The kind of security that stops this stuff has nothing to do with limiting liquids to three ounces, or taking your shoes off. It has to do with invisible stuff that doesn’t make good theater, like enhancing intelligence-gathering and forcing diverse agencies to communicate with each other.

In other words, the kind of stuff politicians hate to spend our money on.
After the failed shoe-bomber Richard Reid was thrust onto the world scene, Newt Gingrich decried the hastily-implemented policy of forcing all passengers in our airports to remove their shoes for inspection as worthless, and said - sarcastically - “what are we going to do if some terrorist hides explosives in their underwear”?

Well, Mr. Newt, the joke’s on us, I guess.

What kind of flawed thinking says we’ll be safer if we react to whatever the terrorists happened to do the last time they attacked? Apparently, the kind of thinking most bureaucrats and politicians use.

Every time bin Laden releases another cassette tape, the media give it huge play and find the most scary people they can, to pontificate and sell more fear.
Let’s face it: Homeland Security is a bad joke. It’s nothing more than another hugely expensive government bureaucracy, an outfit my friend Mike calls “too big, too general, too wasteful, too clumsy, and hopelessly larded with career bureaucrats and political appointees.” And the woman who runs it now, this Napolitano woman, is every bit as incompetent and clueless as her politically-appointed predecessors.

As President Obama begins his review of our security agencies - again - tomorrow, I hope he doesn’t conclude that what’s needed is still another bureaucracy of some sort, or even more laws, rules, and regulations.

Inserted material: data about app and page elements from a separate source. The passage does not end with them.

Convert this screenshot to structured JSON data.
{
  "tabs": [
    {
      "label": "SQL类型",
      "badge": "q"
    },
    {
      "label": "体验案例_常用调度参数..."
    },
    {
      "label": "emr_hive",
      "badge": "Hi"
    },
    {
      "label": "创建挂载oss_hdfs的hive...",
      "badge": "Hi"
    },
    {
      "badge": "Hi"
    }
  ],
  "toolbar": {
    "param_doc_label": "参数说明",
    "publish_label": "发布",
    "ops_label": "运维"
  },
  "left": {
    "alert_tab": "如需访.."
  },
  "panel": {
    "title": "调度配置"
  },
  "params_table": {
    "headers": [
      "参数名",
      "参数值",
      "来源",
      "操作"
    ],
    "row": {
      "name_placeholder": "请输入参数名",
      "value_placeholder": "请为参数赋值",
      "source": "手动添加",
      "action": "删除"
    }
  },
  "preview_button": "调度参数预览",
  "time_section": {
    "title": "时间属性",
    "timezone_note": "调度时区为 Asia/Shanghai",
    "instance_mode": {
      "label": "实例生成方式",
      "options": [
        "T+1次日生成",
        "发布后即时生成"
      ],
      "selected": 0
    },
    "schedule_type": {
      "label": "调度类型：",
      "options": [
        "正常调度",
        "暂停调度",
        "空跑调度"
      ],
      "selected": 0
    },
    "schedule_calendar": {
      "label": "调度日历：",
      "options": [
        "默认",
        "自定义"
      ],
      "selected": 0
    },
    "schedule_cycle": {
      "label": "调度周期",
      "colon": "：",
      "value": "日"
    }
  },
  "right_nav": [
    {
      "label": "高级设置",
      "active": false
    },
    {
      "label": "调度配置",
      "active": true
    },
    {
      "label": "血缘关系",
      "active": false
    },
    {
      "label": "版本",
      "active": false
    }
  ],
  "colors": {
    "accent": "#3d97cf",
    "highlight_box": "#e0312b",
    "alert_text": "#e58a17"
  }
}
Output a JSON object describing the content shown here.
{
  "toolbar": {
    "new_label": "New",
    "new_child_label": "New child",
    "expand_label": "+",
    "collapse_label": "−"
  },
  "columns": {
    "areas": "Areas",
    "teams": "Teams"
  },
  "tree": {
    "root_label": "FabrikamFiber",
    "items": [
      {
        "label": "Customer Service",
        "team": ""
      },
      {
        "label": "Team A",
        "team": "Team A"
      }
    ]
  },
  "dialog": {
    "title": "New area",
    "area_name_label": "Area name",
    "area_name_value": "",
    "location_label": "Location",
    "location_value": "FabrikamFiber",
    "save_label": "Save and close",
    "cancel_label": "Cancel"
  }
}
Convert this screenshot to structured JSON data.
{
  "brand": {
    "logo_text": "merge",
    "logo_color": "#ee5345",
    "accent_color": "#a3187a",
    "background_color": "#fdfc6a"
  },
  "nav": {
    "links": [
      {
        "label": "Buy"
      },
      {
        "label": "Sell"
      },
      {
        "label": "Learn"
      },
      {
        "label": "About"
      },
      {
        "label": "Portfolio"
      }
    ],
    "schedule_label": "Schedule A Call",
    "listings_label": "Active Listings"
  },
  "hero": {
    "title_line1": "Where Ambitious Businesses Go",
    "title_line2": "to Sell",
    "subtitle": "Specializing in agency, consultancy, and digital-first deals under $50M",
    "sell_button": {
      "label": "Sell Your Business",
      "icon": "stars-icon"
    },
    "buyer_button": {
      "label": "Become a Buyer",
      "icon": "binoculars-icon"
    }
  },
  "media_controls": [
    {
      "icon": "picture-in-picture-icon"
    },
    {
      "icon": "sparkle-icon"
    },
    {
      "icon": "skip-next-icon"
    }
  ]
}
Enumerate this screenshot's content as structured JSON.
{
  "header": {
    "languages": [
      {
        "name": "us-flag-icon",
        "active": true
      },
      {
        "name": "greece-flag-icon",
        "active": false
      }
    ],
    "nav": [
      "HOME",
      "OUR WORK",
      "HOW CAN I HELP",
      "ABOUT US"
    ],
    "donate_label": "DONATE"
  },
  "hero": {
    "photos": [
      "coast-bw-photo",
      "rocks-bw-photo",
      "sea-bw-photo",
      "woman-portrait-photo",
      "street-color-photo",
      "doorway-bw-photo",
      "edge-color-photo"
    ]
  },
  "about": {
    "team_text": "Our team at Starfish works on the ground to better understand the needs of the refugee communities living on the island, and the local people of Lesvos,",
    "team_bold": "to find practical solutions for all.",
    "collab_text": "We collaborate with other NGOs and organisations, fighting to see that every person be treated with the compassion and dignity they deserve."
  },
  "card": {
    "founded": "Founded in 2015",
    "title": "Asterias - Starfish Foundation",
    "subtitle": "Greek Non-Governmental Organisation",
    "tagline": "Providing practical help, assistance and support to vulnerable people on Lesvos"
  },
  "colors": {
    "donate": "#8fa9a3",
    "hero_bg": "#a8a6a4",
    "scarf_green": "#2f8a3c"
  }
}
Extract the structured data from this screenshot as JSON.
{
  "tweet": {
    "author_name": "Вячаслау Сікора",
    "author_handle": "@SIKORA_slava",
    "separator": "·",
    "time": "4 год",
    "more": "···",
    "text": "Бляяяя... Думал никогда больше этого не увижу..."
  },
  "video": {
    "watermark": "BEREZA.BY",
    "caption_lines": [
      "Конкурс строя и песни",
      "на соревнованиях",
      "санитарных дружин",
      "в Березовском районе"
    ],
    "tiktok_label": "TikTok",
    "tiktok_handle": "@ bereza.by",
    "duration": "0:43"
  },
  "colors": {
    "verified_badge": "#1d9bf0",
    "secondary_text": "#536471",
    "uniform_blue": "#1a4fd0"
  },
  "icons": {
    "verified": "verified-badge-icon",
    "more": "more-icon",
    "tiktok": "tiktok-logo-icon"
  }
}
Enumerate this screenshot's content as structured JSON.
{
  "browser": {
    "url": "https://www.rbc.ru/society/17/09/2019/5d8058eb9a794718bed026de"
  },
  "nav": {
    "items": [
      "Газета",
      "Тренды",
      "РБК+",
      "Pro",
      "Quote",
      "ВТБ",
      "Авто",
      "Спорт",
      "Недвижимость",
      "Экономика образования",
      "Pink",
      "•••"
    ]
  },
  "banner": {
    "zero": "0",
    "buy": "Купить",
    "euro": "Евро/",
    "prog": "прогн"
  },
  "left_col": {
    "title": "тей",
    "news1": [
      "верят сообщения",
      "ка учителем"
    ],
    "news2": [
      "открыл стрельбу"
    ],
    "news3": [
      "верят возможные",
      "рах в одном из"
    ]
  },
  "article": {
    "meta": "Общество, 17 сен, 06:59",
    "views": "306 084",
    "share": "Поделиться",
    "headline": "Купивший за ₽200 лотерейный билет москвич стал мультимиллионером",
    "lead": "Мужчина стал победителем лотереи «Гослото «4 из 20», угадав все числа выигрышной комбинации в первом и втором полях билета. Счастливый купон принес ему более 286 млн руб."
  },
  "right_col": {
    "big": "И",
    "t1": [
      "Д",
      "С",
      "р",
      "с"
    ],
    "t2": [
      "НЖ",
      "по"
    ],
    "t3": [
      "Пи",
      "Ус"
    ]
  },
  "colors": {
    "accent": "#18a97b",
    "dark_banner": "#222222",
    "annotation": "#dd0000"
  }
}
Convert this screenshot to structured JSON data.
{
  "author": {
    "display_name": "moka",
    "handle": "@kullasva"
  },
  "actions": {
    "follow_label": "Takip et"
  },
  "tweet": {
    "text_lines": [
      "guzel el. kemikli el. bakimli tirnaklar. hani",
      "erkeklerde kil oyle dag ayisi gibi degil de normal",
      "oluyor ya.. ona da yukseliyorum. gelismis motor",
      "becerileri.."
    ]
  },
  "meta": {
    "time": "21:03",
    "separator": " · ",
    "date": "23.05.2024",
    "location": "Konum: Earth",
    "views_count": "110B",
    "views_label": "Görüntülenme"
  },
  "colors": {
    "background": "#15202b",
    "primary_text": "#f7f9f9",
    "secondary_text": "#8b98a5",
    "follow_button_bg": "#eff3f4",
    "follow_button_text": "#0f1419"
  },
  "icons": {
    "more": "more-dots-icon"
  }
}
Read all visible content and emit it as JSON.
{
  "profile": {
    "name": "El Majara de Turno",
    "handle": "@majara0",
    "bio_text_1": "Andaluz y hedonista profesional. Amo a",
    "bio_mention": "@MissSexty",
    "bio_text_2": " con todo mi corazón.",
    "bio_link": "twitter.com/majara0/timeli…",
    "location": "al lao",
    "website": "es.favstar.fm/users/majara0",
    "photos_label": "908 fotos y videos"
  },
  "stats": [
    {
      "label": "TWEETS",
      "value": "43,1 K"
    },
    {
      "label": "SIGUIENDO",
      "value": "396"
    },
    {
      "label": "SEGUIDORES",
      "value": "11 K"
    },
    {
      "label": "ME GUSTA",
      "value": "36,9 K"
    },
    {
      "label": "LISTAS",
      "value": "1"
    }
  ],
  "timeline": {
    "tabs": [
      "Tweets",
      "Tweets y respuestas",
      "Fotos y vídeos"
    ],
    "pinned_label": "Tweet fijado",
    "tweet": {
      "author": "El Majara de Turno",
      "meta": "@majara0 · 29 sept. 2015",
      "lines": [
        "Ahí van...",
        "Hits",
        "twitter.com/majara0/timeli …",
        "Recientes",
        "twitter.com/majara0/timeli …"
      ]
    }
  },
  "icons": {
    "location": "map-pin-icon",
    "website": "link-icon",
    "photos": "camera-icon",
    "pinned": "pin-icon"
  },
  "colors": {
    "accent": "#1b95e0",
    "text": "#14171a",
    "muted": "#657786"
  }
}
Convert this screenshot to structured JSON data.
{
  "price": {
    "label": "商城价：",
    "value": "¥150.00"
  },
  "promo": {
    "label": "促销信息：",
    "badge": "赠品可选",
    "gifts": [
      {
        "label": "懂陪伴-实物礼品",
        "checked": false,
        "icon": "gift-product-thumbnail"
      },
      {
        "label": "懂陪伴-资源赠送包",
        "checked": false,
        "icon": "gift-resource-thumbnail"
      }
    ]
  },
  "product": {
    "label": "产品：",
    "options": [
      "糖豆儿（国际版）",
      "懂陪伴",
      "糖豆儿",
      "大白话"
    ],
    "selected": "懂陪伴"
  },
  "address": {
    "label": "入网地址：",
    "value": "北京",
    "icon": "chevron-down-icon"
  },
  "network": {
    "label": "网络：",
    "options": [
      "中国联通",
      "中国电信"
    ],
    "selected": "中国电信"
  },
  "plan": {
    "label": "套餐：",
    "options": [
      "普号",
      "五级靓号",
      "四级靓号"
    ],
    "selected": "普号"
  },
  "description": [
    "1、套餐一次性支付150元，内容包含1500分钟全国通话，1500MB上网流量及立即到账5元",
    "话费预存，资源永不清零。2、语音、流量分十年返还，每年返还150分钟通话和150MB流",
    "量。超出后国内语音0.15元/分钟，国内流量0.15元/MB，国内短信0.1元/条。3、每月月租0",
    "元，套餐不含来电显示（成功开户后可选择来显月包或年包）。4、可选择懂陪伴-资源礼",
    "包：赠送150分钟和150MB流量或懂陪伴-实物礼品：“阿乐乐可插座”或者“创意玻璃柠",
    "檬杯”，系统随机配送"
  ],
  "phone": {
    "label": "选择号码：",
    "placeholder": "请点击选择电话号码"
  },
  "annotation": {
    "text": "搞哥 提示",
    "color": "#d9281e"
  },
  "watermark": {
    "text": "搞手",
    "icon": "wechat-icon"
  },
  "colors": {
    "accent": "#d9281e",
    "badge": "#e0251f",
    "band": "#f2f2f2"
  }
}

The more we undermine our constitution, the more we make our airports look like third-world armed camps, the more liberties we surrender under a false sense of “being more secure”, the less work the terrorists have to do.

The more “security theater” we tolerate, the less safe we are.

Friday, January 1, 2010

Welcome Twenty-Ten

Bring it on, 2010. With the New Year comes a new name for this time-waster; "The Way Things R" was OK, but "Rifles At Dawn" better characterizes my native snarkiness and impatience.

I'm already cranky, because of overindulgence in fine Cuvee and succulent prawns last night, and staying up well past the dawn of the new decade, and I'm already out of patience with the broadcast twits who insist on saying "Two Thousand Ten" instead of "Twenty-Ten". One local dolt goes an unnecessary step farther by calling it "Two Thousand AND Ten". Gee, I guess that means I was born back in "Nineteen Hundred And Forty-Nine".

Thanks to those of you who invest the time to read these rants, and my resolve is to pull even fewer punches in 2010. Best wishes to all.